If you can't use your hands, life becomes very, very difficult and there aren't many jobs you can do. I don't think £484,000 is a lot, actually, when you consider how much someone in their 20s could earn in a lifetime, and this is a clerk who relies on her hands as her principal working tools. £484,000 is, at a guess, between 15 and 20 years worth of salary.
I might just put a RSI claim in against PCA after nearly seven years of forum input! :o) But then, I think Peter (the FE) would have a claim to much more input than me, don't you think? Hurts my wrist just thinking about it! :o) TC.
If there's any follow-up it will be tomorrow. It's not something the other Sundays would have followed up after the newsdesks got the first editions. I can see the Mail doing something on it, but it's really just a huffing-and-puffing story. The comparison with the injured service personnel doesn't really hold water when you consider, as I posted above, that the compensation isn't particularly outrageous given that the injured person might not be able to work again. It's just manipulative to compare the two.

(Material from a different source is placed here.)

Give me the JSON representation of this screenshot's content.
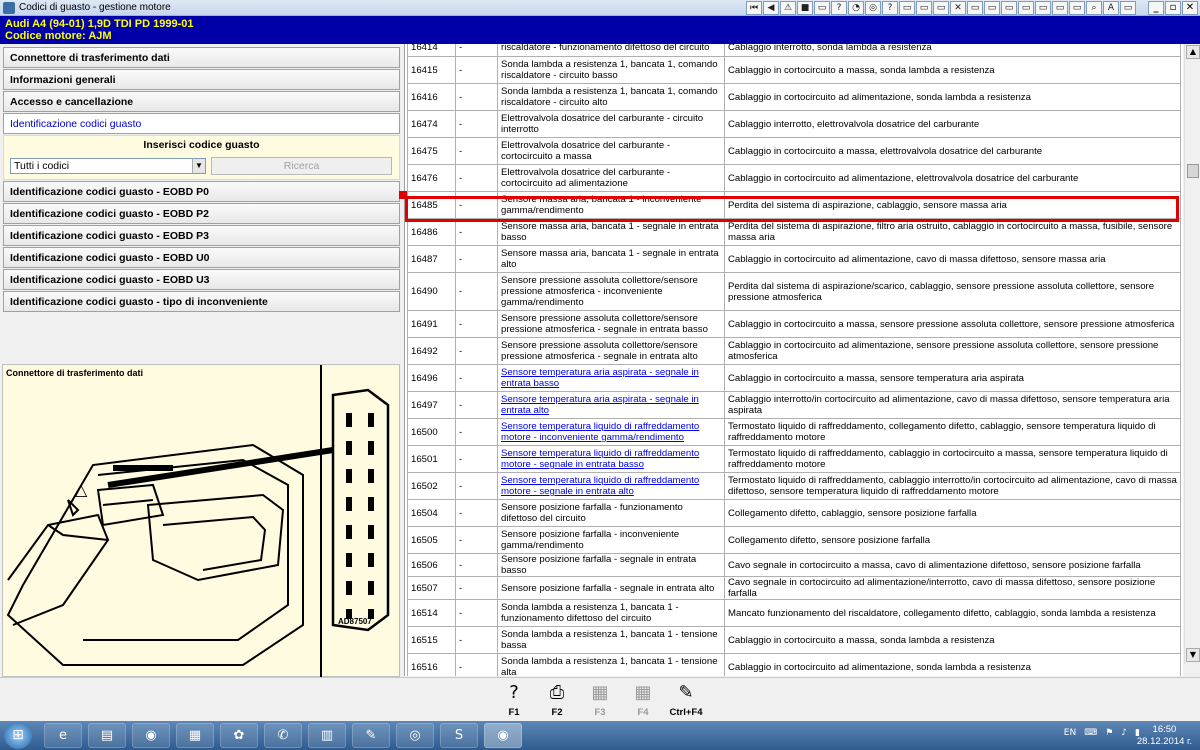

"The comparison with the injured service personnel doesn't really hold water when you consider, as I posted above, that the compensation isn't particularly outrageous given that the injured person might not be able to work again."
I cannot believe you would have said such a thing Kate.An injured serviceman isnt likely to work again either & in the words of the song "the average age is n-n-n-nineteen" yet gets a paltry sum in comparison for a darn sight more injury than a sore wrist.